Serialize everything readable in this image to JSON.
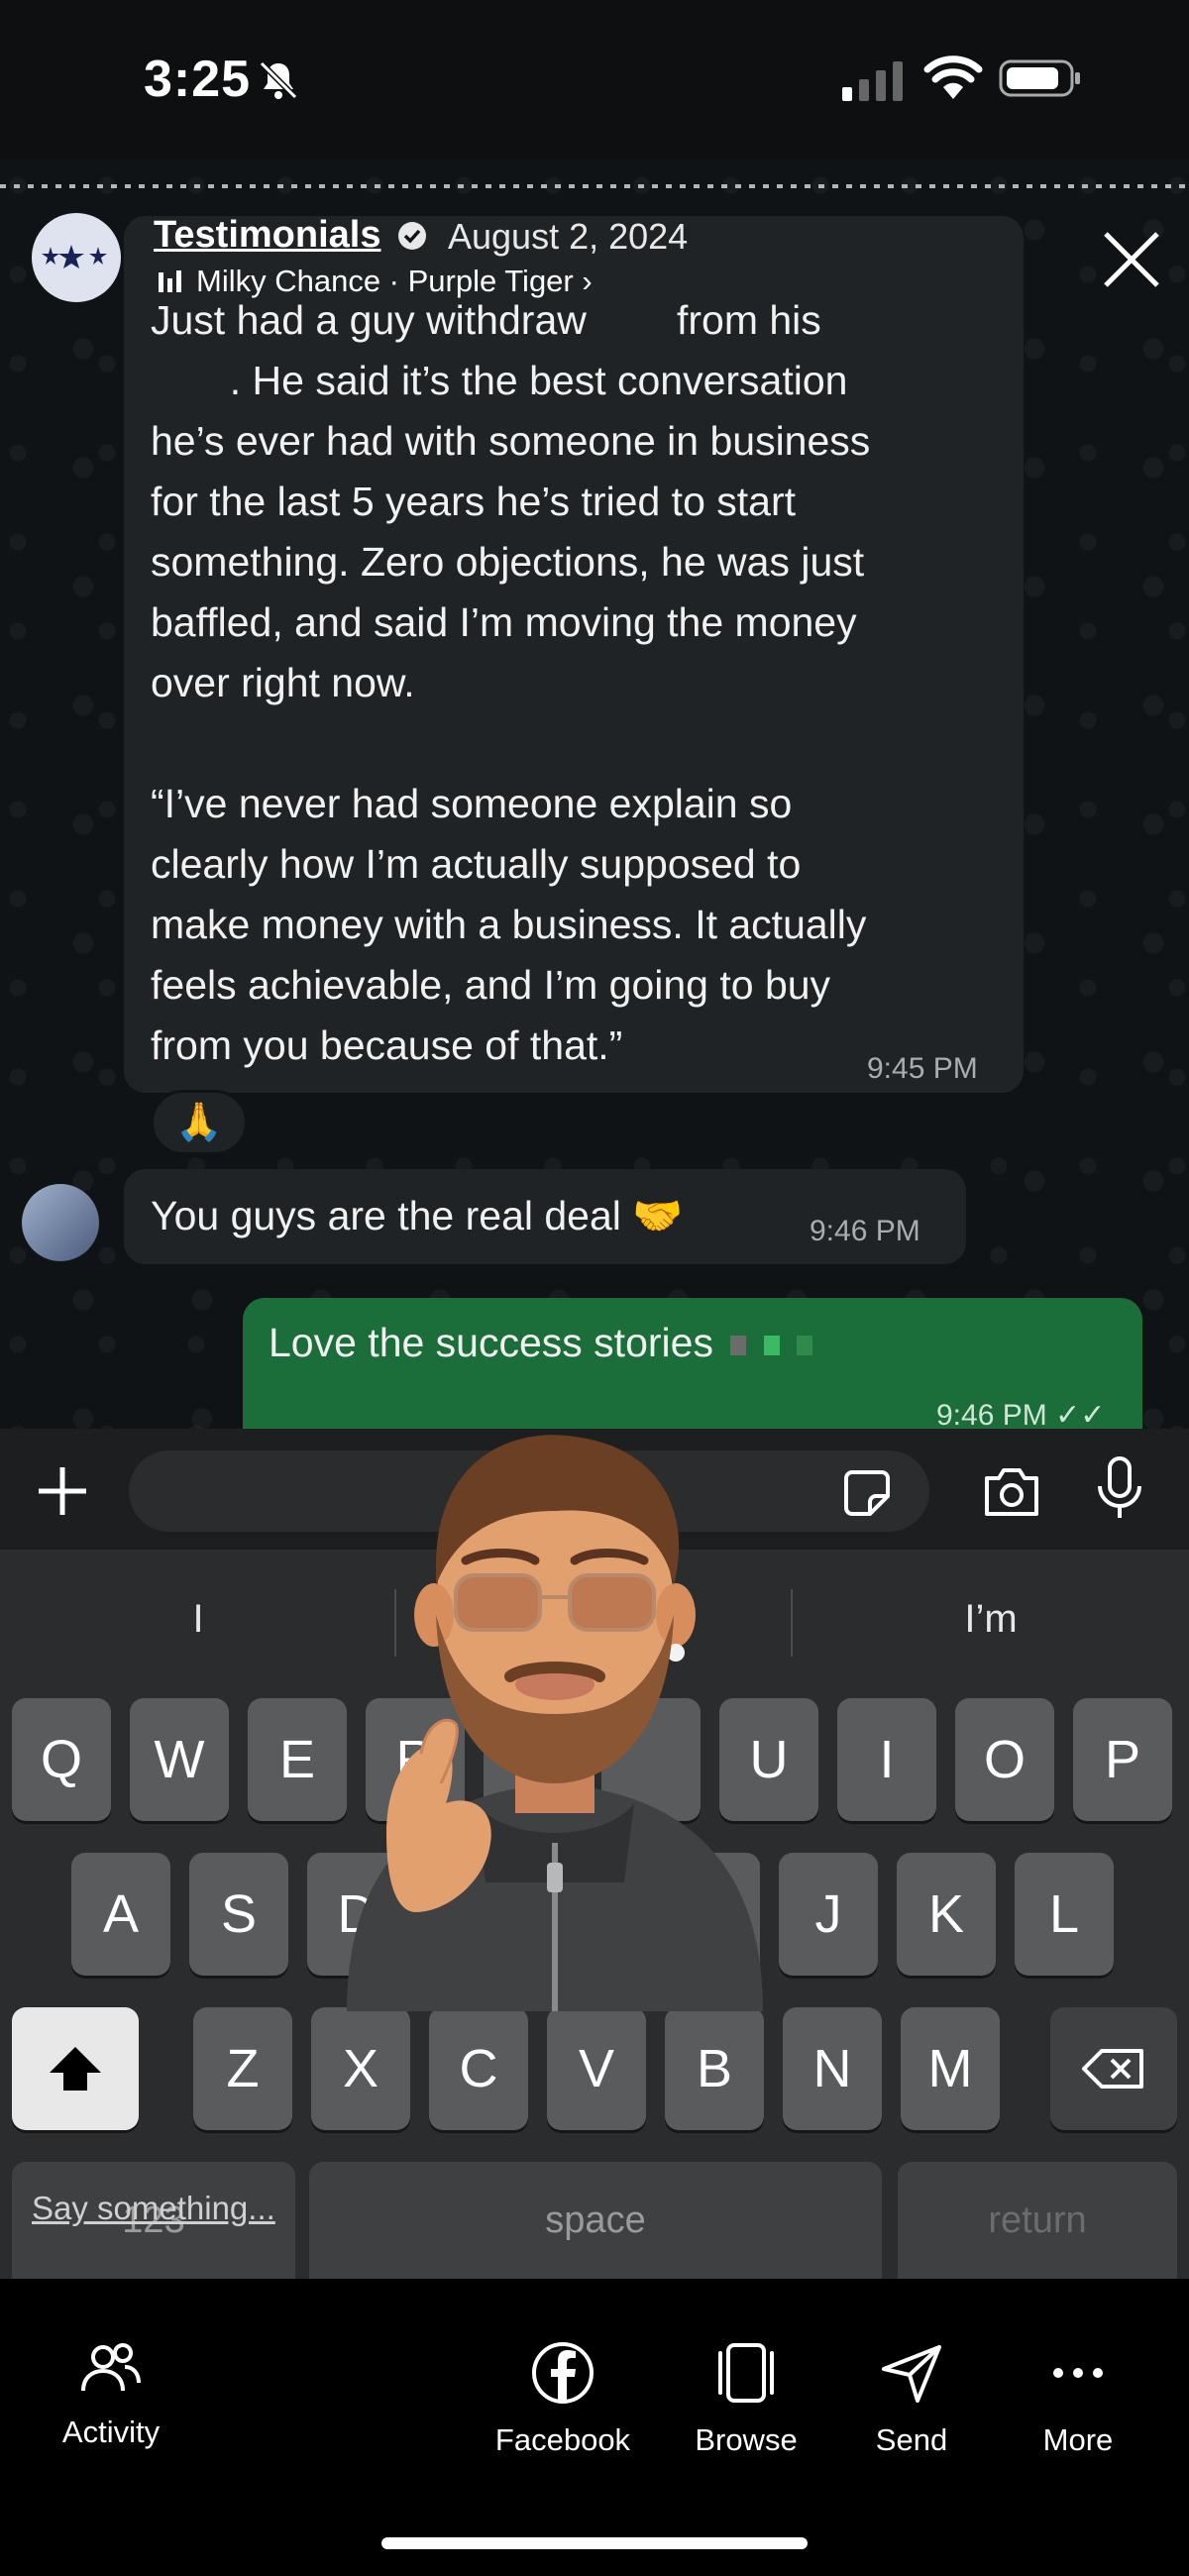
{
  "status_bar": {
    "time": "3:25"
  },
  "story_header": {
    "title": "Testimonials",
    "date": "August 2, 2024",
    "music": "Milky Chance · Purple Tiger ›"
  },
  "messages": {
    "msg1_text": "Just had a guy withdraw        from his\n       . He said it’s the best conversation\nhe’s ever had with someone in business\nfor the last 5 years he’s tried to start\nsomething. Zero objections, he was just\nbaffled, and said I’m moving the money\nover right now.\n\n“I’ve never had someone explain so\nclearly how I’m actually supposed to\nmake money with a business. It actually\nfeels achievable, and I’m going to buy\nfrom you because of that.”",
    "msg1_time": "9:45 PM",
    "reaction": "🙏",
    "msg2_text": "You guys are the real deal 🤝",
    "msg2_time": "9:46 PM",
    "msg3_text": "Love the success stories",
    "msg3_time": "9:46 PM ✓✓"
  },
  "keyboard": {
    "suggestions": [
      "I",
      "",
      "I’m"
    ],
    "row1": [
      "Q",
      "W",
      "E",
      "R",
      "",
      "",
      "U",
      "I",
      "O",
      "P"
    ],
    "row2": [
      "A",
      "S",
      "D",
      "",
      "",
      "",
      "J",
      "K",
      "L"
    ],
    "row3": [
      "Z",
      "X",
      "C",
      "V",
      "B",
      "N",
      "M"
    ],
    "numbers_key": "123",
    "space_key": "space",
    "return_key": "return"
  },
  "reply_placeholder": "Say something...",
  "bottom_nav": {
    "activity": "Activity",
    "facebook": "Facebook",
    "browse": "Browse",
    "send": "Send",
    "more": "More"
  }
}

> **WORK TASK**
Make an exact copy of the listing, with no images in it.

> **THE COMPLETED TASK**
Serialize everything readable in this image to JSON.
{
  "status_bar": {
    "time": "3:25"
  },
  "story_header": {
    "title": "Testimonials",
    "date": "August 2, 2024",
    "music": "Milky Chance · Purple Tiger ›"
  },
  "messages": {
    "msg1_text": "Just had a guy withdraw        from his\n       . He said it’s the best conversation\nhe’s ever had with someone in business\nfor the last 5 years he’s tried to start\nsomething. Zero objections, he was just\nbaffled, and said I’m moving the money\nover right now.\n\n“I’ve never had someone explain so\nclearly how I’m actually supposed to\nmake money with a business. It actually\nfeels achievable, and I’m going to buy\nfrom you because of that.”",
    "msg1_time": "9:45 PM",
    "reaction": "🙏",
    "msg2_text": "You guys are the real deal 🤝",
    "msg2_time": "9:46 PM",
    "msg3_text": "Love the success stories",
    "msg3_time": "9:46 PM ✓✓"
  },
  "keyboard": {
    "suggestions": [
      "I",
      "",
      "I’m"
    ],
    "row1": [
      "Q",
      "W",
      "E",
      "R",
      "",
      "",
      "U",
      "I",
      "O",
      "P"
    ],
    "row2": [
      "A",
      "S",
      "D",
      "",
      "",
      "",
      "J",
      "K",
      "L"
    ],
    "row3": [
      "Z",
      "X",
      "C",
      "V",
      "B",
      "N",
      "M"
    ],
    "numbers_key": "123",
    "space_key": "space",
    "return_key": "return"
  },
  "reply_placeholder": "Say something...",
  "bottom_nav": {
    "activity": "Activity",
    "facebook": "Facebook",
    "browse": "Browse",
    "send": "Send",
    "more": "More"
  }
}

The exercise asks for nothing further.